At first, they provide an exacte solution to Maxwell equations for light scattering by linear isotropic and homogenous particles. In particular, there’s no assumption on particle size or refractive index and the scattering particle is not described through a discret mesh. Being semi-analytical, SVM allow fast computation of integral quantities, such as scattering cross section or albedo. Also, light scattering in a small part of the space can be considered alone without computing ligth propagation in the whole volume in and around the scattering object.
However, SVM show several limitations. At first, Semi-analytical means that Special functions (Bessel finction, Lengendre polynomials, ...) involving in LMT (and other SVM) have to be computed numerically. As a consequence some limitations arise in practice on particle size, especially for non-spherical particles. Beyond these numerical constraints, common to all approaches, the main limitations are probably the regular shape imposed to the particle, and the inability of these methods to consider non linear and non elastic interaction such as fluorescence, raman scattering, Kerr effect, which is increasingly restricting with the development of powerfull laser sources.

[1L. Lorenz. Lysbevaegelsen i og uden for en af plane Lysbølger belyst Kulge. Vidensk. Selk.Skr., 6 :1–62, 1890.

[2L. Lorenz. Sur la lumière réfléchie et réfractée par une sphère transparente. 1898. Lib.Lehmann et Stage, œuvres scientifiques de L. Lorenz, revues et annotées par H. Valentiner.

[3G. Mie. Beiträge zur Optik Trüber Medien speziell kolloidaler Metallösungen. Ann. der Phys., 25 :377–452, 1908.

[4P. Debye. Der Lichtdruck auf Kugeln von beliebigem Material. Ann. der Phys., 4(30) :57–136, 1909.

[5T.J. Bromwich. Electromagnetic waves. Phil. Mag., 38 :143–164, 1919.

[6F.E. Borgnis. Elektromagnetische Eigenschwingungen dielektrischer Raüme. Ann. der Phys., 35 :359–384, 1939.
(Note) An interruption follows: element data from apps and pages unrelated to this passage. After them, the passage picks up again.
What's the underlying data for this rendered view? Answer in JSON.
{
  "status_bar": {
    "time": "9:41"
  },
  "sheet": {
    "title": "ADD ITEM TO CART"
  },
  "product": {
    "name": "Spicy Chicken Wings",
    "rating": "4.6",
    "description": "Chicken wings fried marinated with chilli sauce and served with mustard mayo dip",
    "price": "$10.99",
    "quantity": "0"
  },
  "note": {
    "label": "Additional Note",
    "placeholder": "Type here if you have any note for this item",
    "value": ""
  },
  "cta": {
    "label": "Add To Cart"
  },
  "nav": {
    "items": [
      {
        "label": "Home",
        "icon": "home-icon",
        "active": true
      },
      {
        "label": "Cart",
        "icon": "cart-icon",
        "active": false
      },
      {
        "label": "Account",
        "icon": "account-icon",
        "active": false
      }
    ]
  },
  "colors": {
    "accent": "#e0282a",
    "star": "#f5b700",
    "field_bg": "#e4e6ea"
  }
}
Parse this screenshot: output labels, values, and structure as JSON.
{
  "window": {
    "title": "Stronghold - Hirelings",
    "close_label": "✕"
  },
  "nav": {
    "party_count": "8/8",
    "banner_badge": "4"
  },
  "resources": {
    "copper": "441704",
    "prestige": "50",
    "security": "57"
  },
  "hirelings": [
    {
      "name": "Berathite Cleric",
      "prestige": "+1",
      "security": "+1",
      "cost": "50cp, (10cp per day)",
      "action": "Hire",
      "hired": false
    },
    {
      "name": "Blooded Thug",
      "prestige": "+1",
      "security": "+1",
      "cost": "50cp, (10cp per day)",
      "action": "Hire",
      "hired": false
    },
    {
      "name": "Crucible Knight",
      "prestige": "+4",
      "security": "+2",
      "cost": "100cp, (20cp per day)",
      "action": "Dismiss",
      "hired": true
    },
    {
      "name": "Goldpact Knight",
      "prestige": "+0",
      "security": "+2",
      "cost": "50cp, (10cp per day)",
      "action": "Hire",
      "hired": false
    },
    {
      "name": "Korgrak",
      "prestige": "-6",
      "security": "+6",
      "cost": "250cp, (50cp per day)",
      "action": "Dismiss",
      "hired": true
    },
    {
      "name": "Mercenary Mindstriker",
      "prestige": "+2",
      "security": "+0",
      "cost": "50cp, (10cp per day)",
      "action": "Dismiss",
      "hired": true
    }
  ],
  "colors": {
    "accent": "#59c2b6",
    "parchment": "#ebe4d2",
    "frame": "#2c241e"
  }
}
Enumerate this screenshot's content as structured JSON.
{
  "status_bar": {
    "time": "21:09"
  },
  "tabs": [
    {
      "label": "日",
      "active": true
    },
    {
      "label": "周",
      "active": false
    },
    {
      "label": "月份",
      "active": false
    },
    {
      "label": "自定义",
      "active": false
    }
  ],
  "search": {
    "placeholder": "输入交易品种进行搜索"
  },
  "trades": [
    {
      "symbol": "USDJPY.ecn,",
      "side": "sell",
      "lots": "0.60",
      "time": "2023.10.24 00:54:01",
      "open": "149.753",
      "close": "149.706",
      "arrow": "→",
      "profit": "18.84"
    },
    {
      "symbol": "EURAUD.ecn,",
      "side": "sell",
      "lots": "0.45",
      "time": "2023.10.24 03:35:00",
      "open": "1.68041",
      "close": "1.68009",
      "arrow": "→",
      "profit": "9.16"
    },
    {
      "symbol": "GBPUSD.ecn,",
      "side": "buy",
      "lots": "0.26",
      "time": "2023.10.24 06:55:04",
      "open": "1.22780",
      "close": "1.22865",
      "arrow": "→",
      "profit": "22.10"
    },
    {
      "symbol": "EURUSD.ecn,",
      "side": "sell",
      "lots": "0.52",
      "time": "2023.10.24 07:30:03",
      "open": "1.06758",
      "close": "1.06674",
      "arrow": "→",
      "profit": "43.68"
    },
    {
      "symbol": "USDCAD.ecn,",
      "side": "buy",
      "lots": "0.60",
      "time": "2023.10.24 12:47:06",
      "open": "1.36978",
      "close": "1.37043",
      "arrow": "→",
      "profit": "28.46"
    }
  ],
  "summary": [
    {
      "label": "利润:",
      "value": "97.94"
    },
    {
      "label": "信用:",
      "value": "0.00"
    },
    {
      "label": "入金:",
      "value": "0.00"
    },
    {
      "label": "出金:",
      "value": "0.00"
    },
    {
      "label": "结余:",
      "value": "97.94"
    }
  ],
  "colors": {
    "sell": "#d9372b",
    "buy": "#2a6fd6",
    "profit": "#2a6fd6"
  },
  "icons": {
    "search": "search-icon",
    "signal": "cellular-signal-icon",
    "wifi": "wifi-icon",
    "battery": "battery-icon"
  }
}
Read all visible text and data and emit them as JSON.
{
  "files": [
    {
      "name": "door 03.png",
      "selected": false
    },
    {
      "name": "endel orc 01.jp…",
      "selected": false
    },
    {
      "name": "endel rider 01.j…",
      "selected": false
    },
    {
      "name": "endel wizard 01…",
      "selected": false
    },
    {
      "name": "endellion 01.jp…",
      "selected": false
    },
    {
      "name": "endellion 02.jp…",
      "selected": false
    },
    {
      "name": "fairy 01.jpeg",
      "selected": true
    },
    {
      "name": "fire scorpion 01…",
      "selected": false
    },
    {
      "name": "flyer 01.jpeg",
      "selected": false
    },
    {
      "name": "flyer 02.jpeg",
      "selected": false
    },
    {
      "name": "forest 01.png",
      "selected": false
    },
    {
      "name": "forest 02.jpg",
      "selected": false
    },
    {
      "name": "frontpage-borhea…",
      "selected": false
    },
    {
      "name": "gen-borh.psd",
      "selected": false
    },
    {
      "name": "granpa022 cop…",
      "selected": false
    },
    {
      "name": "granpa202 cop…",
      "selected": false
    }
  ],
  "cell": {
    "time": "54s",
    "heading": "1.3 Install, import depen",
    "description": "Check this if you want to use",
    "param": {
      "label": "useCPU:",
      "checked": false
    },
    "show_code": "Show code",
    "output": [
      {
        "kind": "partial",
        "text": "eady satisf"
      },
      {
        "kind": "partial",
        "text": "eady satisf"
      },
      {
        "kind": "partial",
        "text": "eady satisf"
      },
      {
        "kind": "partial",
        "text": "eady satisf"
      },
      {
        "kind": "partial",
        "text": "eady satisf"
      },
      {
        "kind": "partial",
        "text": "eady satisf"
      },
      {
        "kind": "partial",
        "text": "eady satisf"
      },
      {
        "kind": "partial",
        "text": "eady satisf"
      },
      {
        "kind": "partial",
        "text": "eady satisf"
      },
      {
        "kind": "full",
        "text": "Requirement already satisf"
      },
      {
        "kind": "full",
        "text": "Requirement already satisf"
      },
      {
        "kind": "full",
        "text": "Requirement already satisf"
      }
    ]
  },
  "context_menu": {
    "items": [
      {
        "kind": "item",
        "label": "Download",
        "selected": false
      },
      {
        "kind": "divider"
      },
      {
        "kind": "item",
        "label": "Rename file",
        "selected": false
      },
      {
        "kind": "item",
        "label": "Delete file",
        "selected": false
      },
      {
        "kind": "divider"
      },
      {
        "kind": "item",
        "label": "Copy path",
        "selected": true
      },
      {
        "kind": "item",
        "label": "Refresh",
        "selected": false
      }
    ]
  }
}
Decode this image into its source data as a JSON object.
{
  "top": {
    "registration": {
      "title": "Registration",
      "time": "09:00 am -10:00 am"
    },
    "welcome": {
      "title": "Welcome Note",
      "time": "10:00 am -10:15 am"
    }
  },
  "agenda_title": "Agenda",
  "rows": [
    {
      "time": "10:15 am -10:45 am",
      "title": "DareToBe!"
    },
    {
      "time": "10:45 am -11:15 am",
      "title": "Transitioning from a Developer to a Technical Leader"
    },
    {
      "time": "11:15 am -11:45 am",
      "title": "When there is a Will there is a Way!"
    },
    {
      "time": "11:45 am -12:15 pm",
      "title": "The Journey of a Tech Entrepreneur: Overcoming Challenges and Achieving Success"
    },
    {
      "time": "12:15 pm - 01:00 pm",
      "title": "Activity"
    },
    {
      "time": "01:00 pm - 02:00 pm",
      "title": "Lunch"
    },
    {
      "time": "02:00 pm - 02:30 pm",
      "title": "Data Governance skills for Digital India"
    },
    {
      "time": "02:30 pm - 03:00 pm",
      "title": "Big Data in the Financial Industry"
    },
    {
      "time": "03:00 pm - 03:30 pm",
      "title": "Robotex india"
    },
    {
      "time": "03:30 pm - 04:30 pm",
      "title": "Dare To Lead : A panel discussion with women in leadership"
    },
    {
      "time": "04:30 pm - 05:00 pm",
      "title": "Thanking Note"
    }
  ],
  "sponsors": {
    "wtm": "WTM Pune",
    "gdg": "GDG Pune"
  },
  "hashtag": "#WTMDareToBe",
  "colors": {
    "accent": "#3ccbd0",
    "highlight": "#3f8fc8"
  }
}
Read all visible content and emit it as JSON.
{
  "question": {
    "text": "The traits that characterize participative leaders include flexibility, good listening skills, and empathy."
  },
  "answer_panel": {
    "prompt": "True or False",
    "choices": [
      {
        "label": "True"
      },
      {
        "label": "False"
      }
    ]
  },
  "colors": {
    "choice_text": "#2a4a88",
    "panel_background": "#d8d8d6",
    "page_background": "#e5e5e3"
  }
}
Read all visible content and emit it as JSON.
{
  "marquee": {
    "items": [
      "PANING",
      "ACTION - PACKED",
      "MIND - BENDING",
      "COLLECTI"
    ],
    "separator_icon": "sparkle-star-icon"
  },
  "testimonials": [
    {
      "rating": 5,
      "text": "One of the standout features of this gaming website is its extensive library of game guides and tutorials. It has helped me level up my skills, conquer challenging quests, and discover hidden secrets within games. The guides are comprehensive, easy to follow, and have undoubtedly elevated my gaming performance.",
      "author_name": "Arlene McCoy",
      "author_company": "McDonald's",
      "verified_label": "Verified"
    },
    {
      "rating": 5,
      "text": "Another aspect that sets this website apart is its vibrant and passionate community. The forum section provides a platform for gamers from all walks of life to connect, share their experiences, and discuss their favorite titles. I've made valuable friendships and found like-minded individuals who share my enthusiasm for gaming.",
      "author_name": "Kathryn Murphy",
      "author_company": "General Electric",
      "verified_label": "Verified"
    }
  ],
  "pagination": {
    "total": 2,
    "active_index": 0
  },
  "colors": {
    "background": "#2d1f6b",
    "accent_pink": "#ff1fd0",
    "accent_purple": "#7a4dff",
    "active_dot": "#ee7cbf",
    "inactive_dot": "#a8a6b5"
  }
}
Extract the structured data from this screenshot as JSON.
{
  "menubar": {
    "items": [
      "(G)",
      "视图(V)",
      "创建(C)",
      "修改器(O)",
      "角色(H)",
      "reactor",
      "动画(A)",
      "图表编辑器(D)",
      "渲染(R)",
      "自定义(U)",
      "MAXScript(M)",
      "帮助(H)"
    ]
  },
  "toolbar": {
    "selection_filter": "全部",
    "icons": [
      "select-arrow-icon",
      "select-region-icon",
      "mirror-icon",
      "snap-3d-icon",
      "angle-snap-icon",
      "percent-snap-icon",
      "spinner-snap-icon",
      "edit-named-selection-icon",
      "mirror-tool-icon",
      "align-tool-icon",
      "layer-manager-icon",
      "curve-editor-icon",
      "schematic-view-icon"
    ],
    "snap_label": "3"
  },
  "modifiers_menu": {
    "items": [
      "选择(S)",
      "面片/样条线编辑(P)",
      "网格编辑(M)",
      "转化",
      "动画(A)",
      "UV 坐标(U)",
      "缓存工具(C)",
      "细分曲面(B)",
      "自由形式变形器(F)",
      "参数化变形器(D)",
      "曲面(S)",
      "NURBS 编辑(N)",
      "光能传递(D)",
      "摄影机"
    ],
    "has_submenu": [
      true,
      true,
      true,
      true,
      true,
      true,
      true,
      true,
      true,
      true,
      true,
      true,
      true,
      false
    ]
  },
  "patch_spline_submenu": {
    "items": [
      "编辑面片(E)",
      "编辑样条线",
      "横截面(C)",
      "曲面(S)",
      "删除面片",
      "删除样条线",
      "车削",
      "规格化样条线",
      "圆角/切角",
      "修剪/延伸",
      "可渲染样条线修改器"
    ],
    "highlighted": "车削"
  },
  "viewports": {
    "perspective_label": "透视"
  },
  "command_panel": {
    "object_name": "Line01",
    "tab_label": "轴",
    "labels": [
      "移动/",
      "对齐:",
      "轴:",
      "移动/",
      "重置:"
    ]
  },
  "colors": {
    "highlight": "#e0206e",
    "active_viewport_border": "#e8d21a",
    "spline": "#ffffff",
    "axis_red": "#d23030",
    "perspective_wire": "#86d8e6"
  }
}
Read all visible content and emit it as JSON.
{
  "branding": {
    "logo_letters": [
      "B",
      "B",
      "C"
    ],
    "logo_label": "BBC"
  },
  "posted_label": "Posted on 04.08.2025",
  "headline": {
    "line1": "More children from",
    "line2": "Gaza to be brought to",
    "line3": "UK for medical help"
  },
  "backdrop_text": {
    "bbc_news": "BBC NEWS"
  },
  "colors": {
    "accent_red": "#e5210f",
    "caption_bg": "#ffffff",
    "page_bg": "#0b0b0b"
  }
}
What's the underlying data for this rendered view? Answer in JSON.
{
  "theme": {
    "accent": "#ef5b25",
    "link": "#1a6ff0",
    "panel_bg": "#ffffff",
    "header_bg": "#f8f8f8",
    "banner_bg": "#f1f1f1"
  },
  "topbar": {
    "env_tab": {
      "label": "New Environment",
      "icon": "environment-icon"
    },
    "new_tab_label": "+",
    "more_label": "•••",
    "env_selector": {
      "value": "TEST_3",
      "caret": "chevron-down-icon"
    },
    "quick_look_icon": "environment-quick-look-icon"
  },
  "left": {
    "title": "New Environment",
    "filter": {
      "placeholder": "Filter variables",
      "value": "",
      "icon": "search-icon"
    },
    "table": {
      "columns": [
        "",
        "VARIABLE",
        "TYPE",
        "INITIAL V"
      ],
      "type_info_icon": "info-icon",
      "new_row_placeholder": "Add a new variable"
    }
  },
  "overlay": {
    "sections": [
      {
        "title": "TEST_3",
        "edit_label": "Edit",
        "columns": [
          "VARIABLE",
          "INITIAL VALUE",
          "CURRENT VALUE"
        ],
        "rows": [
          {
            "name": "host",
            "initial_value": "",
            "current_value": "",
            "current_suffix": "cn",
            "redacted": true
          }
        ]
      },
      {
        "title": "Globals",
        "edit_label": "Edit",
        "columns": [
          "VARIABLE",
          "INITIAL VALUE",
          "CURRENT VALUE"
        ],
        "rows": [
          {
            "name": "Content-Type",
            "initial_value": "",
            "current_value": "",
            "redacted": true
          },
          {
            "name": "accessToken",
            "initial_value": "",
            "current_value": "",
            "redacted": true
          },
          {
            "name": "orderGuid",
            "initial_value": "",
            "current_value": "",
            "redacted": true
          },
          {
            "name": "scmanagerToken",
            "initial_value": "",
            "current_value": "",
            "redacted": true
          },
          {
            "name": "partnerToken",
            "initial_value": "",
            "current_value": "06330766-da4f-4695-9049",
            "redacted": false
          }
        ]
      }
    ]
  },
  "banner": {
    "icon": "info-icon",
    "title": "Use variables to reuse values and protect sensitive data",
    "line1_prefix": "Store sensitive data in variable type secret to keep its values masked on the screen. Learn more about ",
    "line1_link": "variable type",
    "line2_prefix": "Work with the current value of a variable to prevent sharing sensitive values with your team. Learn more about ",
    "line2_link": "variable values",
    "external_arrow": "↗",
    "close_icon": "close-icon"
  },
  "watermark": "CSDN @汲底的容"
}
[7J.A. Lock. Contribution of high-order rainbows to the scattering of a Gaussian laser beam by a spherical particle. J. Opt. Soc. Amer. A, 10(4) :693–706, 1993.